→ **Material for the task**:
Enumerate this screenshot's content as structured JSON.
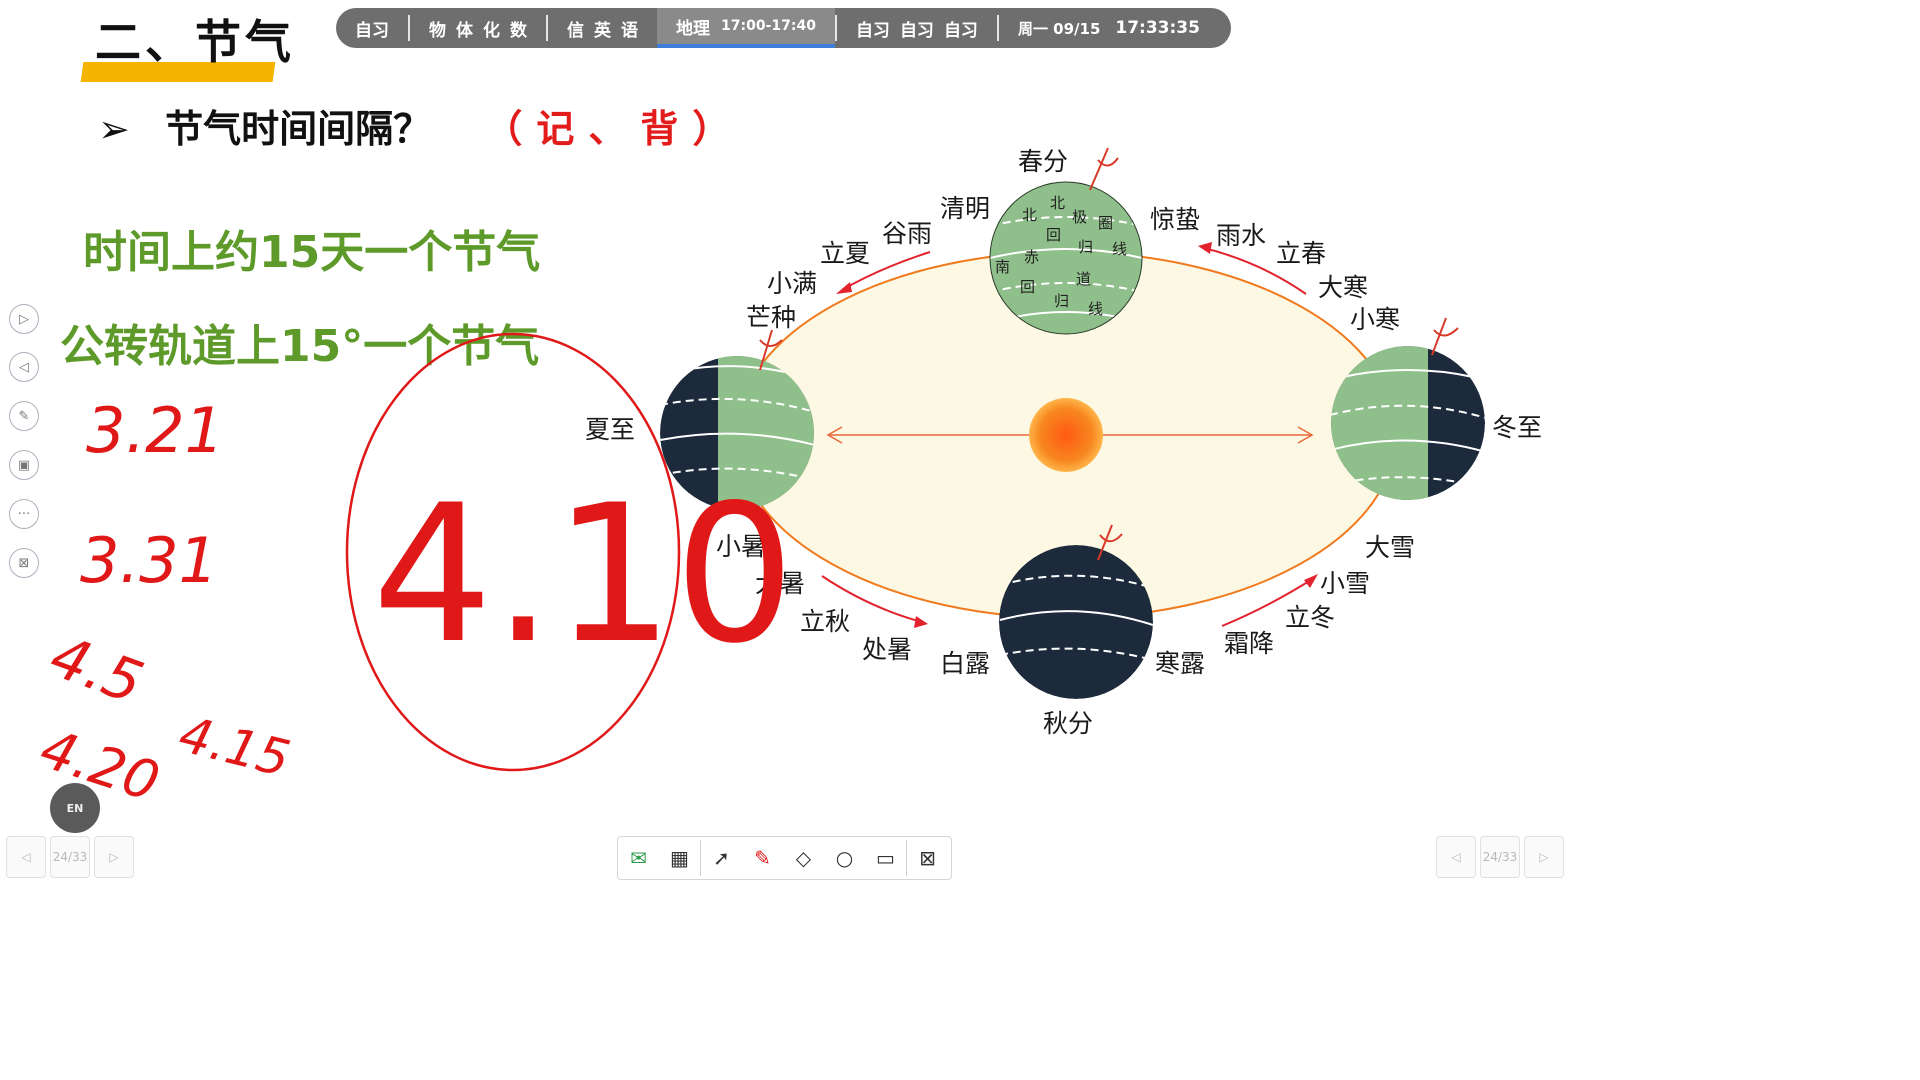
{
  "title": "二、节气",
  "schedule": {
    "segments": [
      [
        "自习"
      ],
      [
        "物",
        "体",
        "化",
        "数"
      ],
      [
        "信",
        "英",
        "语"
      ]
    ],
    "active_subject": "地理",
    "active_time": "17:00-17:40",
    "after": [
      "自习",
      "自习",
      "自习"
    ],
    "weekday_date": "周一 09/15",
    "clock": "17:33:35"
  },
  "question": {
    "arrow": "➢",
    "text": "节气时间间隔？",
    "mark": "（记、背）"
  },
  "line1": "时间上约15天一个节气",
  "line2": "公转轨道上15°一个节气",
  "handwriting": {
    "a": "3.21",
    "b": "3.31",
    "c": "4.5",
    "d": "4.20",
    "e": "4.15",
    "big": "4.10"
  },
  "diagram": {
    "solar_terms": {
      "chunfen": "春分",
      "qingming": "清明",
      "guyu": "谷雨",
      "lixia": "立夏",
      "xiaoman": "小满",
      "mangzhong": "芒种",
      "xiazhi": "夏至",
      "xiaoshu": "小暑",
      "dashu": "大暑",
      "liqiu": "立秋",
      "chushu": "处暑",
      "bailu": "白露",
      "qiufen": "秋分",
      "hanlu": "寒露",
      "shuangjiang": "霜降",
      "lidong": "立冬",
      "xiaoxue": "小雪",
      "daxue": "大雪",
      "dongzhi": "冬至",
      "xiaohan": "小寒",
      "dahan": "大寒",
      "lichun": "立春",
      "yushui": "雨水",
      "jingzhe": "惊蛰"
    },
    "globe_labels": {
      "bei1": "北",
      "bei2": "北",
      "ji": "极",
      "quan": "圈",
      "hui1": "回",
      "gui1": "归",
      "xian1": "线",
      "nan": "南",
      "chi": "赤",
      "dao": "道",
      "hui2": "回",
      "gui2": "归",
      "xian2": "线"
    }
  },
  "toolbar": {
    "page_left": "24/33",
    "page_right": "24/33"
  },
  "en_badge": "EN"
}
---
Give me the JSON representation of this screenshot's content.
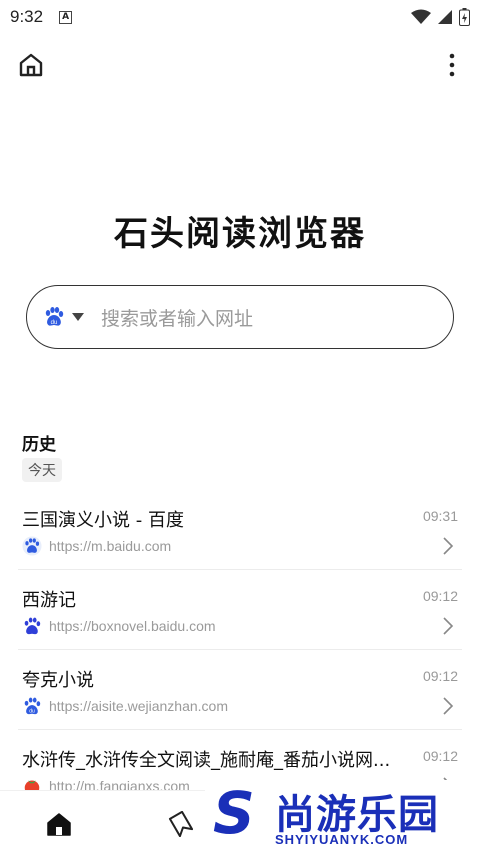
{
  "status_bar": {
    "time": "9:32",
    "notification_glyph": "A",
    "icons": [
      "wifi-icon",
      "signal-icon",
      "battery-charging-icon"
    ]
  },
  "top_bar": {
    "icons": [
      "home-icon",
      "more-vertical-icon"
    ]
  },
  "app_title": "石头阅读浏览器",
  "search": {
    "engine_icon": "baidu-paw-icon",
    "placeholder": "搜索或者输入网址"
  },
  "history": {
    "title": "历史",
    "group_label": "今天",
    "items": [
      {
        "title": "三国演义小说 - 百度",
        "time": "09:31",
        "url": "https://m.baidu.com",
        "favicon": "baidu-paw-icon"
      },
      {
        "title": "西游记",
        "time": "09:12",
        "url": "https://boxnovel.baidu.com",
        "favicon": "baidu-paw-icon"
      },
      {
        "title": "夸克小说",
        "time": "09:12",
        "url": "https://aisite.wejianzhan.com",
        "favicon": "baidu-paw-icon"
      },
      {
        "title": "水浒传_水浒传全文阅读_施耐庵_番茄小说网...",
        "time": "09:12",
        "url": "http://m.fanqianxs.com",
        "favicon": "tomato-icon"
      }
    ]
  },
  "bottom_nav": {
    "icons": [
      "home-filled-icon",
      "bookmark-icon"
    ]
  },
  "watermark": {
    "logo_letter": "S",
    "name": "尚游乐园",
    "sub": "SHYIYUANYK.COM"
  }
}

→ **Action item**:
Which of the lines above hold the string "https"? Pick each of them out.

→ **Task response**:
        "url": "https://m.baidu.com",
        "url": "https://boxnovel.baidu.com",
        "url": "https://aisite.wejianzhan.com",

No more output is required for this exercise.